There was a poor earthworm minding his own squirmy self, exposed on a cement sidewalk- an easy catch for curious little hands. He slinked and slithered from one hand to another, dropped two or three times, and then picked up by another set of hands until he was finally released into a grassy, dark hole at the corner of our driveway. A dandelion was then plucked from the earth, and an excited cry of, “Look, Mommy!” from my son reminded me that it is a discipline to celebrate simple wonders. It takes no great effort for a two-year-old to be fully present, admiring God’s creation, breathless at passing clouds, nesting birds, and spiders. But for a distracted mama with a calendar and a clock, such pleasures (minus the spiders) are left in the peripheral margins as “nice”, “but we must move on now.”
Will gravity fail if we pause to celebrate simple wonders? We had another birthday this weekend, and the baby I brought home from the hospital on Mother’s Day of 2010 is now seven. I used to dance with her in her nursery when she was only months old, before she could even crawl, and we would spin, giggle, and I would sing, kissing her forehead endlessly. I don’t know what I got done on those days, and I am sure there were a couple loads of laundry to wash or fold- I forget. But I will always remember dancing with my baby daughter. I still dance with her and her sister and brother, but they make up the dance moves now.
Who needs another organized activity when there is a garden hose? Now it is warm enough to run barefoot and get wet. And anytime is the perfect time to take up the ukulele. My artist child finds unique ways at self-expression. Alongside her musical pursuits she has decided to be a “book writer,” and she has begun a short collection of stories titled, “The Cat and the Mouse.” These two furry characters get in all sorts of mischief like eating “candy pancakes” and chasing wild bats out of their house. I type the words my daughter tells me, and she draws the pictures. She has even bound one of her stories using cardboard and masking tape.
The temptation is to control every moment- steering the people in our lives to fit our plans. We have good intentions, wanting what is best, or what we think is best. Our knowledge is finite, limited in understanding, whereas God’s judgments are unsearchable. Stepping back, relaxing our demands and expectations allows us to live freely, and moldable to God’s perfect intentions- to the one who works all things together for good for his children. Because even we ourselves are in process, incomplete, and like little children are growing into maturity. I love how God is not formulaic, but is consistently creative, shaping families to expand His kingdom in unique ways. I think the best way for us to come into our own as individuals and as families in the Kingdom of God is to turn down the noise of social media and lift up God’s Word, prayerfully seeking how we are to shepherd our homes and live out the gospel in our particular context. Are we easily influenced? Do we doubt and question our methods and practices? What voices are we listening too? How much time do we devote to social media feeds, blogs, and podcasts? How much time do we devote to meditating on God’s Word and to prayer. What is informing our decisions in how we lead our lives?

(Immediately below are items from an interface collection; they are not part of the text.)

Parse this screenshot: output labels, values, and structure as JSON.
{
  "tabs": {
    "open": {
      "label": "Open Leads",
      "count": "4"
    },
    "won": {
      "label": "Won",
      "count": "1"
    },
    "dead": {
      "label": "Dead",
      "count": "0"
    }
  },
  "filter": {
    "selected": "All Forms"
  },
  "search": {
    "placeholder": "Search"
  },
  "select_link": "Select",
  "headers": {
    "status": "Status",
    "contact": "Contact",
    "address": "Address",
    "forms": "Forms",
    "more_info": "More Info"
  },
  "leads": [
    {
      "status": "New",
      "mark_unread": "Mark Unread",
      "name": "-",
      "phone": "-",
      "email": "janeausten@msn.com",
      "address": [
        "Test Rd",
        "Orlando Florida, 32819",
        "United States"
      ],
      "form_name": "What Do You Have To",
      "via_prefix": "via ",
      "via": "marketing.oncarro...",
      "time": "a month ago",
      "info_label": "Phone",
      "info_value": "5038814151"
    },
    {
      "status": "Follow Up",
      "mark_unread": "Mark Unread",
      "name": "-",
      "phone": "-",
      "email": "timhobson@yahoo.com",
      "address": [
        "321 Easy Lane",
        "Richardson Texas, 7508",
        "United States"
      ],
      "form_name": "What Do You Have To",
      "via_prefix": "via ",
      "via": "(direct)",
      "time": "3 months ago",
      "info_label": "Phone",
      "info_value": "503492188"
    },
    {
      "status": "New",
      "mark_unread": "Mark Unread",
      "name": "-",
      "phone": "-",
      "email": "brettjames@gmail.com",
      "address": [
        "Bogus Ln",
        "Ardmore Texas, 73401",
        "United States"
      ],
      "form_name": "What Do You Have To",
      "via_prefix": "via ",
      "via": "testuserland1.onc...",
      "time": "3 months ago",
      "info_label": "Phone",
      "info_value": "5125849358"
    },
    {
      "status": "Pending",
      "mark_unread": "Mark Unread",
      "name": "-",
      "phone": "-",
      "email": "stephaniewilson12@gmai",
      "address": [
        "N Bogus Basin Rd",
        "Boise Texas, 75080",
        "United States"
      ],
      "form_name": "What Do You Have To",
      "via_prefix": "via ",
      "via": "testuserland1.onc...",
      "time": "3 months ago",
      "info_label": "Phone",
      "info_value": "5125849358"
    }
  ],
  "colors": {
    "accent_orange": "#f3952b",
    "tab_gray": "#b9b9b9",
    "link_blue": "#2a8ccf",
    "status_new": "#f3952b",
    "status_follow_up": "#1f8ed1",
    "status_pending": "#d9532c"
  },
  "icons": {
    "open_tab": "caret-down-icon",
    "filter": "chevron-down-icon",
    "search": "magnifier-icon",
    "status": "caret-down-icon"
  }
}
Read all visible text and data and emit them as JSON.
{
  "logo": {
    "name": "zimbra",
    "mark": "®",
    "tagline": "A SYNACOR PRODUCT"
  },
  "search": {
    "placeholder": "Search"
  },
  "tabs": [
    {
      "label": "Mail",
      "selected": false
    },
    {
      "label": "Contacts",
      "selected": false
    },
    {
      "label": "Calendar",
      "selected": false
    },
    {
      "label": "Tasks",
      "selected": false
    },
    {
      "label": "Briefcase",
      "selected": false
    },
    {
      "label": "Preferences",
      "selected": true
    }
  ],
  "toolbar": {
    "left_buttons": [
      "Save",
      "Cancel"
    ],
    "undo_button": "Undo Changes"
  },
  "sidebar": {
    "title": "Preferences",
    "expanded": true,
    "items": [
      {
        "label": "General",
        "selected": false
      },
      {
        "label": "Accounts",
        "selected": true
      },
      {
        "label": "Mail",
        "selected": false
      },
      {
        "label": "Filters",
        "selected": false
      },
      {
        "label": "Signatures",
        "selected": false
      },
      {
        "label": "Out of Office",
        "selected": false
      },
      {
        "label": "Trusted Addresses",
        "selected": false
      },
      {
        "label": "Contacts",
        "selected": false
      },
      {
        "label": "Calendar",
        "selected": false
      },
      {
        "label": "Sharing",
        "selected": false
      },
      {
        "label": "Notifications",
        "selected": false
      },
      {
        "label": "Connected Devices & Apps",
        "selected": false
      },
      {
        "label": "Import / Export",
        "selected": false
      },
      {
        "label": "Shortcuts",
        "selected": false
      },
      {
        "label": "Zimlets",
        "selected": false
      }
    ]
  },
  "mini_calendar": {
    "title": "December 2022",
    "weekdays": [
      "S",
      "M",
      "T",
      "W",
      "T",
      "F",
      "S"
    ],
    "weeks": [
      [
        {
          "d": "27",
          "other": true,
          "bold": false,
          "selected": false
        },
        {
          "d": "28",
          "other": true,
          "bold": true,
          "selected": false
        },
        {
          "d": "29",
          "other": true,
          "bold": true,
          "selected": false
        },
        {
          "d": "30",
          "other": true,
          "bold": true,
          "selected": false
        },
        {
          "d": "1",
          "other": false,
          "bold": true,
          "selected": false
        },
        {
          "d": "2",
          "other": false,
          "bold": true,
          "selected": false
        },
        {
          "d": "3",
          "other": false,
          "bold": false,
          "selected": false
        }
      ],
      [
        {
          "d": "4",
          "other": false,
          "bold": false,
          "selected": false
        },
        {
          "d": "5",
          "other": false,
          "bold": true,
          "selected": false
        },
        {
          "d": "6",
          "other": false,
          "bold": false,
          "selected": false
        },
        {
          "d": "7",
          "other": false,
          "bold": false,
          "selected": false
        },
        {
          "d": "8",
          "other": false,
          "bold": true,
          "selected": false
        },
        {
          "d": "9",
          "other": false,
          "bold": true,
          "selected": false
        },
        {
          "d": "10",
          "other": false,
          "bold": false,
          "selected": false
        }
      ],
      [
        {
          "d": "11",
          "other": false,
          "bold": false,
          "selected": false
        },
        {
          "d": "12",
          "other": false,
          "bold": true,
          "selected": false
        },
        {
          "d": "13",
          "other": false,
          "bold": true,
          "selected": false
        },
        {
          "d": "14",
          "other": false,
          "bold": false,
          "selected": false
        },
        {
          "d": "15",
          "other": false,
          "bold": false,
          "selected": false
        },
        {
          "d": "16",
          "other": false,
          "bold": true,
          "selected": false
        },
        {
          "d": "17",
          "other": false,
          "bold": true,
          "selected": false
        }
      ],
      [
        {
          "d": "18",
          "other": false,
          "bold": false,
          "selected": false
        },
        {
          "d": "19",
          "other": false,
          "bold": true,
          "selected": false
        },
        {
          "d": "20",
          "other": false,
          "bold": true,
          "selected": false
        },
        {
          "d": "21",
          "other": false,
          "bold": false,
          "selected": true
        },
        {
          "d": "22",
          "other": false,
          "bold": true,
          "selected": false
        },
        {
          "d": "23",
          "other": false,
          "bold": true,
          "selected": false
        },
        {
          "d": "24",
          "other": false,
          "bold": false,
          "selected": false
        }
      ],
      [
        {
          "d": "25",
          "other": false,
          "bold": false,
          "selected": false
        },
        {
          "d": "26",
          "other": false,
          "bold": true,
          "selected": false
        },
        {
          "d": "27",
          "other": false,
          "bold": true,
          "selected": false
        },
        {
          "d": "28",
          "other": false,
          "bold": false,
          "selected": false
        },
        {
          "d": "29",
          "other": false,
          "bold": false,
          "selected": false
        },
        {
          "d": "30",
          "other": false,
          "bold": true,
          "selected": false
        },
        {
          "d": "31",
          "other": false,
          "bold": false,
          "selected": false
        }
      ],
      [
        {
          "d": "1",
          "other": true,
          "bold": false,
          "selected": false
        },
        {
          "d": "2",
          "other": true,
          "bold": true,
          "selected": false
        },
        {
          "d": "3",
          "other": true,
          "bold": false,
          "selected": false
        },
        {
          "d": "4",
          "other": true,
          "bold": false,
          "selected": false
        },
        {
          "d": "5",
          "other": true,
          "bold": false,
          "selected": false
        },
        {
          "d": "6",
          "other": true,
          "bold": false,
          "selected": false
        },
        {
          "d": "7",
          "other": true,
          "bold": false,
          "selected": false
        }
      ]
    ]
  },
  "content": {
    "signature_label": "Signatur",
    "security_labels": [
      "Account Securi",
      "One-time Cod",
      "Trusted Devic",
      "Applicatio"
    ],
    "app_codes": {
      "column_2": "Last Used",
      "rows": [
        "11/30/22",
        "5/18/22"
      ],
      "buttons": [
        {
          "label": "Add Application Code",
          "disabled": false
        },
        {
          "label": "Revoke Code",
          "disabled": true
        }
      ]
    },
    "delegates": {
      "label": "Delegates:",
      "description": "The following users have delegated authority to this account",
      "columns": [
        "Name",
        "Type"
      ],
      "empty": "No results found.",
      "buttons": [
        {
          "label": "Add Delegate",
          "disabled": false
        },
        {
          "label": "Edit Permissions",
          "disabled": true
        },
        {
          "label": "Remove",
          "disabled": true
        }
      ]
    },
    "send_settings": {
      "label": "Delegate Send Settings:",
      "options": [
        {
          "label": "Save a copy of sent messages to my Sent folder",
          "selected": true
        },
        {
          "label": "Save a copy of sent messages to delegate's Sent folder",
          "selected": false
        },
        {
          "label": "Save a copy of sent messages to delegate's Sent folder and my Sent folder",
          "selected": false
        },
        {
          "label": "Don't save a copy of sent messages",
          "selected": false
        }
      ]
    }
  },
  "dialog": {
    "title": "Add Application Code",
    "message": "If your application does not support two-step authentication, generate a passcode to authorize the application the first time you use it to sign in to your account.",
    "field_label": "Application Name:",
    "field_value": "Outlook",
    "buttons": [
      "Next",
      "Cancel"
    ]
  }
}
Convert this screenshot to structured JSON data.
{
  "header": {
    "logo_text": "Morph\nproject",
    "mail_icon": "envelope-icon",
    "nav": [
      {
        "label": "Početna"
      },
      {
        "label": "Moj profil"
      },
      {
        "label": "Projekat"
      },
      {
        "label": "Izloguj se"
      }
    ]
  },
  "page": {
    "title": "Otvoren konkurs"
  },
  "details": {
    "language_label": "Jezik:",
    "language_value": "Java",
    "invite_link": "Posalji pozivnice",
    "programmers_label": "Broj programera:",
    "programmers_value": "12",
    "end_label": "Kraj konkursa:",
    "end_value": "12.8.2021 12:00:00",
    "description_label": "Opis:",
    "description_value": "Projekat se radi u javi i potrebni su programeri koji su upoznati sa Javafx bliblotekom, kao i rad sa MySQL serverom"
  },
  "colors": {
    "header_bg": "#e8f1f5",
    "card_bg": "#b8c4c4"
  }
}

In The Screwtape Letters, C.S. Lewis has the demon Screwtape teaching his nephew Wormwood how to keep a Christian wandering away from his faith:
You no longer need a good book, which he really likes, to keep him from his prayers or his work or his sleep; a column of advertisements in yesterday’s paper will do. You can make him waste his time not only in conversation he enjoys with people whom he likes, but in conversations with those he cares nothing about on subjects that bore him. You can make him do nothing at all for long periods. You can keep him up late at night, not roistering, but staring at a dead fire in a cold room.
Or keep him up late at night staring at a phone.
If we are going to lead countercultural homes, we are to lead countercultural lives, and be sure that we will be unpopular with few “likes” or “retweets,” anonymous and in the shadows. But God is in the shadows, away from the clattering noise of the self-important people who are everywhere, especially in the Christian subculture. We can lead quiet lives, simple lives, following God’s will for ourselves, listening to His voice, ignoring all the noise and opinions. What really matters after all?
“In the fear of the Lord one has strong confidence, and his children will have a refuge.” Proverbs 14:26